**What you have to do:** Every line below that has "title" in it should be copied.

**Extracted material:**

*-*-*

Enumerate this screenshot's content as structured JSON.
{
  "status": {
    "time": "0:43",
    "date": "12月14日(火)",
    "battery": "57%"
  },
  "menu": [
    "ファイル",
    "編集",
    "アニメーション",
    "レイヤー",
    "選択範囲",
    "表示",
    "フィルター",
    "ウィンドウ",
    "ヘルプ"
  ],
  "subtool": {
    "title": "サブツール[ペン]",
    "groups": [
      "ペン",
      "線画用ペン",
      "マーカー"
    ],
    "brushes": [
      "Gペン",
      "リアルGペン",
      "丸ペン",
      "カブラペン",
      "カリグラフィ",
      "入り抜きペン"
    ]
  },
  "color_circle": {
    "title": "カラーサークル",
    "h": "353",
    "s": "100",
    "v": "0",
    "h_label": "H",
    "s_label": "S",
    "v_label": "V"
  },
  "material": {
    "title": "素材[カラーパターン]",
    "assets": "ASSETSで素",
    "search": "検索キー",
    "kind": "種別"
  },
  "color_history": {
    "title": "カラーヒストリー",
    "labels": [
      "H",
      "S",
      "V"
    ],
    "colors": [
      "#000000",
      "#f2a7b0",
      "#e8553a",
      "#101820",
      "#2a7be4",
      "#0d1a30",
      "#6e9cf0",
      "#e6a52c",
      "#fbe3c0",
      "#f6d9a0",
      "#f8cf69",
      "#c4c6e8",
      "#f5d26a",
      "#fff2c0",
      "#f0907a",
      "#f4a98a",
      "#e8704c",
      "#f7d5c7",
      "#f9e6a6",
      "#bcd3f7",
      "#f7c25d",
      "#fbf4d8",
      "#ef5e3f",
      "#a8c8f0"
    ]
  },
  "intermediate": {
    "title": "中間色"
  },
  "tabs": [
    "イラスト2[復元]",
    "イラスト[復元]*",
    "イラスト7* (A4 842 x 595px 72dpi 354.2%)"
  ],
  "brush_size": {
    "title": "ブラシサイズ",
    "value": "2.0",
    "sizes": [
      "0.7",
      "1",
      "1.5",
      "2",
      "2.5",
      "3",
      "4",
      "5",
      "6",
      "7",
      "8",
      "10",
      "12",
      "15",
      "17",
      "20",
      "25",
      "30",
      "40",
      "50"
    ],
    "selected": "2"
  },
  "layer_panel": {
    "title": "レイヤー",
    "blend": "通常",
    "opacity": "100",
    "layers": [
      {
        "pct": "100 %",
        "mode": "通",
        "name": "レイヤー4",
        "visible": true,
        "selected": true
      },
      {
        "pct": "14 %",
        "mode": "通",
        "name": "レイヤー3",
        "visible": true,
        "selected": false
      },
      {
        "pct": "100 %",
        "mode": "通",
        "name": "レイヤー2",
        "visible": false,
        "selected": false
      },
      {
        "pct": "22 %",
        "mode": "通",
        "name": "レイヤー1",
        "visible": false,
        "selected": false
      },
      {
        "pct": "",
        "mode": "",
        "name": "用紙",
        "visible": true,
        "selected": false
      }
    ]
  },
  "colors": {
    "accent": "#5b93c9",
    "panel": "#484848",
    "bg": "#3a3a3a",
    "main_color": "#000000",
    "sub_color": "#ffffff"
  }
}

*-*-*

**Written reply:**
    "title": "サブツール[ペン]",
    "title": "カラーサークル",
    "title": "素材[カラーパターン]",
    "title": "カラーヒストリー",
    "title": "中間色"
    "title": "ブラシサイズ",
    "title": "レイヤー",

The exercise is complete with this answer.